§ Exercise goal
Print out all of the data below, keeping it identical to the original.

▽

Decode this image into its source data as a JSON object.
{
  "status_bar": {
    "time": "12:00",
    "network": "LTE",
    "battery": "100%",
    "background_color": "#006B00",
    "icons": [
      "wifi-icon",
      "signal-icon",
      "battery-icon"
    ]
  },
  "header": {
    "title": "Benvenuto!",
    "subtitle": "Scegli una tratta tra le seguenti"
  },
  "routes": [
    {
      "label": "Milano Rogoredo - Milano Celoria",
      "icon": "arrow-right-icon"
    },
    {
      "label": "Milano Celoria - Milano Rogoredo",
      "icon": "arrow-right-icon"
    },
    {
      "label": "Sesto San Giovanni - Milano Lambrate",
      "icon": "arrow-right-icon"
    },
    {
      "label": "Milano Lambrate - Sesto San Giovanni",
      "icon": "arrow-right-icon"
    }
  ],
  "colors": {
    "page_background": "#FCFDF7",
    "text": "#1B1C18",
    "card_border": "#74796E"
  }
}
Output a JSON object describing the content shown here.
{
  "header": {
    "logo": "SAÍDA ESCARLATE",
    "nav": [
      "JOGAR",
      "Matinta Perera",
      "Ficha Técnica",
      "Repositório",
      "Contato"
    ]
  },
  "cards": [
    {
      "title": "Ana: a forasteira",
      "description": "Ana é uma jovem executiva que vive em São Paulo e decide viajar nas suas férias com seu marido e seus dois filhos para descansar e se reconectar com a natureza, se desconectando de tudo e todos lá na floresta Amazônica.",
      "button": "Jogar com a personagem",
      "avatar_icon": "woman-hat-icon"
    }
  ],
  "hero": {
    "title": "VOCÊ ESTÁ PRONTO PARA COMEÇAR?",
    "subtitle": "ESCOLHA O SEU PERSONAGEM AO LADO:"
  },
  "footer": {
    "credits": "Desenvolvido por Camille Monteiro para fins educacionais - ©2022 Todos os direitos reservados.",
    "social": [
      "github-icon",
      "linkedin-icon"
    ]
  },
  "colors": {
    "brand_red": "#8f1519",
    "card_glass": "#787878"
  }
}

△

§ Response area
Decode this image into its source data as a JSON object.
{
  "status_bar": {
    "time": "12:00",
    "network": "LTE",
    "battery": "100%",
    "background_color": "#006B00",
    "icons": [
      "wifi-icon",
      "signal-icon",
      "battery-icon"
    ]
  },
  "header": {
    "title": "Benvenuto!",
    "subtitle": "Scegli una tratta tra le seguenti"
  },
  "routes": [
    {
      "label": "Milano Rogoredo - Milano Celoria",
      "icon": "arrow-right-icon"
    },
    {
      "label": "Milano Celoria - Milano Rogoredo",
      "icon": "arrow-right-icon"
    },
    {
      "label": "Sesto San Giovanni - Milano Lambrate",
      "icon": "arrow-right-icon"
    },
    {
      "label": "Milano Lambrate - Sesto San Giovanni",
      "icon": "arrow-right-icon"
    }
  ],
  "colors": {
    "page_background": "#FCFDF7",
    "text": "#1B1C18",
    "card_border": "#74796E"
  }
}
Output a JSON object describing the content shown here.
{
  "header": {
    "logo": "SAÍDA ESCARLATE",
    "nav": [
      "JOGAR",
      "Matinta Perera",
      "Ficha Técnica",
      "Repositório",
      "Contato"
    ]
  },
  "cards": [
    {
      "title": "Ana: a forasteira",
      "description": "Ana é uma jovem executiva que vive em São Paulo e decide viajar nas suas férias com seu marido e seus dois filhos para descansar e se reconectar com a natureza, se desconectando de tudo e todos lá na floresta Amazônica.",
      "button": "Jogar com a personagem",
      "avatar_icon": "woman-hat-icon"
    }
  ],
  "hero": {
    "title": "VOCÊ ESTÁ PRONTO PARA COMEÇAR?",
    "subtitle": "ESCOLHA O SEU PERSONAGEM AO LADO:"
  },
  "footer": {
    "credits": "Desenvolvido por Camille Monteiro para fins educacionais - ©2022 Todos os direitos reservados.",
    "social": [
      "github-icon",
      "linkedin-icon"
    ]
  },
  "colors": {
    "brand_red": "#8f1519",
    "card_glass": "#787878"
  }
}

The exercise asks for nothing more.